It's hard to come up with a more egregious example of the denial of religious freedom.  And I think it significant that the students did not advocate banning the book, but rather only want the freedom to refuse to read it. 

Duke officials now say that the summer required reading list is actually not "required."

Sherry Zhang, a member of the book selection committee and co-chair of the first-year advisory counselor board, told The Chronicle that students are not required to read the summer reading assignment.

This is typical behavior by school administrators all across the country, who claim, after a stupid policy or action is publicized, that the policy doesn't say what they originally claimed it said.  In this case, they will probably quietly ignore the book and  allow students to read it or not read it at their pleasure.

Some devout freshmen at Duke University have refused to read a book required by the administration about a young girl's journey to lesbianism.  The book contains graphic images that are also offensive.

Daily Caller:

Some members of the Duke University freshman class have refused to read “Fun Home,” a graphic novel depicting a young girl’s emergence as a lesbian accompanied by several sexually explicit drawings. School officials selected the book as required freshman summer reading.

Some Duke students don’t agree with the moral position advanced by the graphic novel’s author, Allison Bechdel.

“Duke did not seem to have people like me in mind,” incoming Duke freshman Brian Grasso told The Chronicle, the school’s student newspaper. “It was like Duke didn’t know I existed, which surprises me.”

Grasso is credited with starting the movement against the required book by utilizing the Duke Class of 2019 Facebook group.

The freshman objected to the book’s support and depiction of homosexual behavior, saying in his Facebook post that he felt he “would have to compromise [his] personal Christian moral beliefs to read it.”

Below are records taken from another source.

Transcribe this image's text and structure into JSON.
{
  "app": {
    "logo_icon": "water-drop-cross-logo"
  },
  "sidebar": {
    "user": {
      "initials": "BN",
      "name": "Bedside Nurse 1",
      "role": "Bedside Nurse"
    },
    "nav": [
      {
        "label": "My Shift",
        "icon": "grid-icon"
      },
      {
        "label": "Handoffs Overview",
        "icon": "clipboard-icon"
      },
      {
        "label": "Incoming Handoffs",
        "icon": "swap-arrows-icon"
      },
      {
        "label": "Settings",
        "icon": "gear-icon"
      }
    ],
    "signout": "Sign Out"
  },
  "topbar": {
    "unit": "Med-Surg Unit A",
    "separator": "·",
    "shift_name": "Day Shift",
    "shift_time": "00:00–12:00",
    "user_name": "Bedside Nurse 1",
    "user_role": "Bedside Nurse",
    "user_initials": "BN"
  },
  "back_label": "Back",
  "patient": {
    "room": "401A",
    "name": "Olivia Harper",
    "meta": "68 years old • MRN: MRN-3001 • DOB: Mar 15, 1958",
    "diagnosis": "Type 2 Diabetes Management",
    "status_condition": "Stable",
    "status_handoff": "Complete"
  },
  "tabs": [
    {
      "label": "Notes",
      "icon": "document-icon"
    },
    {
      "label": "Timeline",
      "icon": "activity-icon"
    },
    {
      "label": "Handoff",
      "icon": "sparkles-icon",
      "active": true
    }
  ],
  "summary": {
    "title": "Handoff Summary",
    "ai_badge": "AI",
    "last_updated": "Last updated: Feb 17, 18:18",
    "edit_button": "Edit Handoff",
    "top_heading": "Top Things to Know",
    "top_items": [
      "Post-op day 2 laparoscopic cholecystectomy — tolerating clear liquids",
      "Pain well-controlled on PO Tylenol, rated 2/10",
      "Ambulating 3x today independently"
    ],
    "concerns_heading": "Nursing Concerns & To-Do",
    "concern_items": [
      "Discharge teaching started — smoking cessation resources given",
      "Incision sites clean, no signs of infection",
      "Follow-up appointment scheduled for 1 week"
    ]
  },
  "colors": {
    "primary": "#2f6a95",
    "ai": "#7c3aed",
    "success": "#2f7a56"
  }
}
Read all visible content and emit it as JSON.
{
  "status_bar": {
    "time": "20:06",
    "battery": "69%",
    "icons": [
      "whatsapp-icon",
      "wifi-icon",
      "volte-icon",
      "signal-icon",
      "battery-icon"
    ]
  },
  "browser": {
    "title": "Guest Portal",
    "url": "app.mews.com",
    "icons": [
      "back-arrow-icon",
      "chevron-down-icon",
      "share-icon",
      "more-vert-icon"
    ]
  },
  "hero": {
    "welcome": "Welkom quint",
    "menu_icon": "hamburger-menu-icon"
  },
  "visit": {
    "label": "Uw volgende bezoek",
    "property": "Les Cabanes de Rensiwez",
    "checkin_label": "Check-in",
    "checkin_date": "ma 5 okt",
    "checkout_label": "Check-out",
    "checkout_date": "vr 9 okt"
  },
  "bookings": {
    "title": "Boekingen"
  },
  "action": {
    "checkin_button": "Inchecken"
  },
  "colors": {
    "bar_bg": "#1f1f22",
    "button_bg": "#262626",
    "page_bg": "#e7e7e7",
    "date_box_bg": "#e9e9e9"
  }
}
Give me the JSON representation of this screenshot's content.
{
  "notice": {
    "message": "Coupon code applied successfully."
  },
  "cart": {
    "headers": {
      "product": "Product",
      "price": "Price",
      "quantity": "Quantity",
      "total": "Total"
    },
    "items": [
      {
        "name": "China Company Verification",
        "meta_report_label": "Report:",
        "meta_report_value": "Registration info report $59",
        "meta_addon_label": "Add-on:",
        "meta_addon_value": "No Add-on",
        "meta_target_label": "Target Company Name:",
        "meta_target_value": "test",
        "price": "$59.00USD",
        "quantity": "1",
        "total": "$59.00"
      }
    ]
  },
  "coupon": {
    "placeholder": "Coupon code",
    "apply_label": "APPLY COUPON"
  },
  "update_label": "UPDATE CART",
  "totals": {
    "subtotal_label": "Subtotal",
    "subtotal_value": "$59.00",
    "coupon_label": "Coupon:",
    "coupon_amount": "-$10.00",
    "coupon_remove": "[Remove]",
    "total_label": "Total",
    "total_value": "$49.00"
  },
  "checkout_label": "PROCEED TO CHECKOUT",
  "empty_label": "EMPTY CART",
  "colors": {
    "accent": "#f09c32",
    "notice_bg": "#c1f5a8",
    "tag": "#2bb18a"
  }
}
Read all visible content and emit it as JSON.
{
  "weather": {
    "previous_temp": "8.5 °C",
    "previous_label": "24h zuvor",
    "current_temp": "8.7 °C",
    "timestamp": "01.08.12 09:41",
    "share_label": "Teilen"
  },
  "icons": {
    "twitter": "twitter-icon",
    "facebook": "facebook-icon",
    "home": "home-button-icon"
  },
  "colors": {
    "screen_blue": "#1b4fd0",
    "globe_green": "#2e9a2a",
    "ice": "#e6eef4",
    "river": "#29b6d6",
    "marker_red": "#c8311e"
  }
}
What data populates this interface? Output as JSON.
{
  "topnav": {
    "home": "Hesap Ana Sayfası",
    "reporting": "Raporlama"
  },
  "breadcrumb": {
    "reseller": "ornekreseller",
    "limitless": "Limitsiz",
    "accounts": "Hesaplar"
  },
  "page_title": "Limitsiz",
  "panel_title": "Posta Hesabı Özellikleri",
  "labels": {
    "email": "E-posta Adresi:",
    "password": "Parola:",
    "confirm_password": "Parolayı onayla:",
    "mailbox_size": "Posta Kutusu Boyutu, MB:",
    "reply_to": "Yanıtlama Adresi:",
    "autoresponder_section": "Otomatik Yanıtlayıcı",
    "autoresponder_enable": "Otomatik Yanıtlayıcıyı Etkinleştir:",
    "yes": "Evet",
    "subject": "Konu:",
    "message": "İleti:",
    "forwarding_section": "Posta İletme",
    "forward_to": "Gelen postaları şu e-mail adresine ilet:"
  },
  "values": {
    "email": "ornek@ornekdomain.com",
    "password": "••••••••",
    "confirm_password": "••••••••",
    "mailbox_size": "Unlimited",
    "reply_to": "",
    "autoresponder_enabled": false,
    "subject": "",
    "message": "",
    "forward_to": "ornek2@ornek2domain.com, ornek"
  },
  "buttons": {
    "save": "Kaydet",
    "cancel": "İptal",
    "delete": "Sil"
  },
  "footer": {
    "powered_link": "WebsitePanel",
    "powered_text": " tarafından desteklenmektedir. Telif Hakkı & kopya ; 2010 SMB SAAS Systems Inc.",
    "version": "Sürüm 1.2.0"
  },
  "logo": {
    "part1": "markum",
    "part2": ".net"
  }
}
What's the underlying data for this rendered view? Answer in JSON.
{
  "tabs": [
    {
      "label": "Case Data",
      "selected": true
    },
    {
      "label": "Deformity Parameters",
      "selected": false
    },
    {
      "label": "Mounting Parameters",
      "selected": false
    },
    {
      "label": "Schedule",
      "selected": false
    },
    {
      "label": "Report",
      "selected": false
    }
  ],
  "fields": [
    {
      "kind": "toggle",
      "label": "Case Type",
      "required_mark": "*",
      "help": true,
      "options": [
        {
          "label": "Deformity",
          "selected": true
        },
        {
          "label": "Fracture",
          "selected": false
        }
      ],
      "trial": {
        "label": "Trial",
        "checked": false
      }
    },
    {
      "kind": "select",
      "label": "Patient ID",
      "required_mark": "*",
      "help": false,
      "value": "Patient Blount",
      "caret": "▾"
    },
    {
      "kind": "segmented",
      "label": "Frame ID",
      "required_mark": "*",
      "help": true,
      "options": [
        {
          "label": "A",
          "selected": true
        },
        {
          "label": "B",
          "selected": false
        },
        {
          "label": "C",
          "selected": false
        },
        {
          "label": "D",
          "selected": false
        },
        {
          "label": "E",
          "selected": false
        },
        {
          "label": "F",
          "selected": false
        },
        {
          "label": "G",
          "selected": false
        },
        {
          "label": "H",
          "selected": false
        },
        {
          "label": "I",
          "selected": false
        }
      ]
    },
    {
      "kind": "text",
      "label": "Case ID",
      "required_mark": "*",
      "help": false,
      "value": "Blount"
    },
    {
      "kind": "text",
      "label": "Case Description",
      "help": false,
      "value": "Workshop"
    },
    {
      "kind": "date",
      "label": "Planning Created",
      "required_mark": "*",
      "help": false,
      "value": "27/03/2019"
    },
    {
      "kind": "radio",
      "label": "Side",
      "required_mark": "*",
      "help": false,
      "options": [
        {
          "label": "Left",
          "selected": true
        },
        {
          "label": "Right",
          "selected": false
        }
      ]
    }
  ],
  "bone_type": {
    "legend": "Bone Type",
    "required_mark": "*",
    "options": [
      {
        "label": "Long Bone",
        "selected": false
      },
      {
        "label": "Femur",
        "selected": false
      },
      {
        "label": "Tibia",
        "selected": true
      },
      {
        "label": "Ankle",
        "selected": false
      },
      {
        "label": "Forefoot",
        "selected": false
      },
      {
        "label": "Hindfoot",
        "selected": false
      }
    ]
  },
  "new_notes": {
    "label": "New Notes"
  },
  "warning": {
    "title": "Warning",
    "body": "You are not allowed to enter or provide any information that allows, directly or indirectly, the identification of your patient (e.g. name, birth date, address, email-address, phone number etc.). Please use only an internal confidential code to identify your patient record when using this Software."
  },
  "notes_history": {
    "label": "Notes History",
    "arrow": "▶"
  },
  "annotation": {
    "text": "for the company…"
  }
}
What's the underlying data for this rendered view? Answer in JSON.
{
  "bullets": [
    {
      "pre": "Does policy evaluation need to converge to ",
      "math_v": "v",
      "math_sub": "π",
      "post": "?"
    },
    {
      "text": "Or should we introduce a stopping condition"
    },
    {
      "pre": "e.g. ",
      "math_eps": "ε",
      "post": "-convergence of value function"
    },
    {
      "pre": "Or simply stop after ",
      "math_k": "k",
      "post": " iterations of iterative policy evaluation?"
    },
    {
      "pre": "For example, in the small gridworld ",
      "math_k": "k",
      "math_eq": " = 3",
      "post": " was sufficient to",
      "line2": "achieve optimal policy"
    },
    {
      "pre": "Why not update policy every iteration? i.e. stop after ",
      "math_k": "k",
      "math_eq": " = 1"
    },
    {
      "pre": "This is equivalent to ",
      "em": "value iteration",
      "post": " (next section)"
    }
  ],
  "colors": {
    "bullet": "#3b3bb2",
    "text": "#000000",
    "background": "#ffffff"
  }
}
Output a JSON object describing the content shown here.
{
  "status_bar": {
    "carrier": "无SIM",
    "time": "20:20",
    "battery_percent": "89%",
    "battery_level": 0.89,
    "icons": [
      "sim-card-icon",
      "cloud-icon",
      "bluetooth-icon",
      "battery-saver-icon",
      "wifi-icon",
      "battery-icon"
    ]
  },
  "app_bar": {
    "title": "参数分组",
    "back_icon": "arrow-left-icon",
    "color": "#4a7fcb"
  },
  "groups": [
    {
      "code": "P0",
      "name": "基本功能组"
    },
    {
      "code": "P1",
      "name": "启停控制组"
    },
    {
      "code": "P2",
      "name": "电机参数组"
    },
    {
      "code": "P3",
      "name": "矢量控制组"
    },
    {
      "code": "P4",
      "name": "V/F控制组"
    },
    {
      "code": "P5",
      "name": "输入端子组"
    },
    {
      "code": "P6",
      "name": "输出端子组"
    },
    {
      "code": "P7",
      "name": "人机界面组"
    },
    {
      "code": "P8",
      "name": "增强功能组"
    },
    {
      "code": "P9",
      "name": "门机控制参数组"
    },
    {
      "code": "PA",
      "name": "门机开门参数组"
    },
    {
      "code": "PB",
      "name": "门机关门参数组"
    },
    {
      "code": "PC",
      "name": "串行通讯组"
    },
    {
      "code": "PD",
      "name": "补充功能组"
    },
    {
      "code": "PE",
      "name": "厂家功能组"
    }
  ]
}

Although he’s been the subject of a social media firestorm and many attacks via private messages on his Facebook page, Grasso told The Daily Caller in an email that he doesn’t regret his refusal, and has since published an opinion article in The Washington Post explaining in detail why he will not read the book.

After his post, other students quickly began showing support for Grasso. They posted similar moral objections to the summer reading requirement.

“I thought to myself, ‘what kind of school am I going to?'” student Elizabeth Snyder-Mounts said in a comment on the Facebook post.

“The nature of ‘Fun Home’ means that content that I might have consented to read in print now violates my conscience due to its pornographic nature,” Jeffrey Wubbenhorst, another freshman at Duke, added in an email to The Chronicle.

Bechdel’s graphic novel is focused on her family’s dysfunction. The adult comic book underscores the protagonist’s suicidal father and her own struggle with lesbianism.

“Fun Home” has been popular with college administrators in recent years and has been the center of controversy on campuses previously. At the College of Charleston, for example, officials spent around $39,000 buying up copies of the book to assign to 4,000 or so incoming 2013 freshmen students for required summer reading.

Obviously the goal of administrators is to "broaden" the perspective of freshmen who lived sheltered, politically incorrect lives in suburbia or elsewhere.  They must be made to care.  Their outlook must be altered, cherished beliefs abandoned, and their religious convictions ignored.

It's hard to come up with a more egregious example of the denial of religious freedom.  And I think it significant that the students did not advocate banning the book, but rather only want the freedom to refuse to read it. 

Duke officials now say that the summer required reading list is actually not "required."

Sherry Zhang, a member of the book selection committee and co-chair of the first-year advisory counselor board, told The Chronicle that students are not required to read the summer reading assignment.

This is typical behavior by school administrators all across the country, who claim, after a stupid policy or action is publicized, that the policy doesn't say what they originally claimed it said.  In this case, they will probably quietly ignore the book and  allow students to read it or not read it at their pleasure.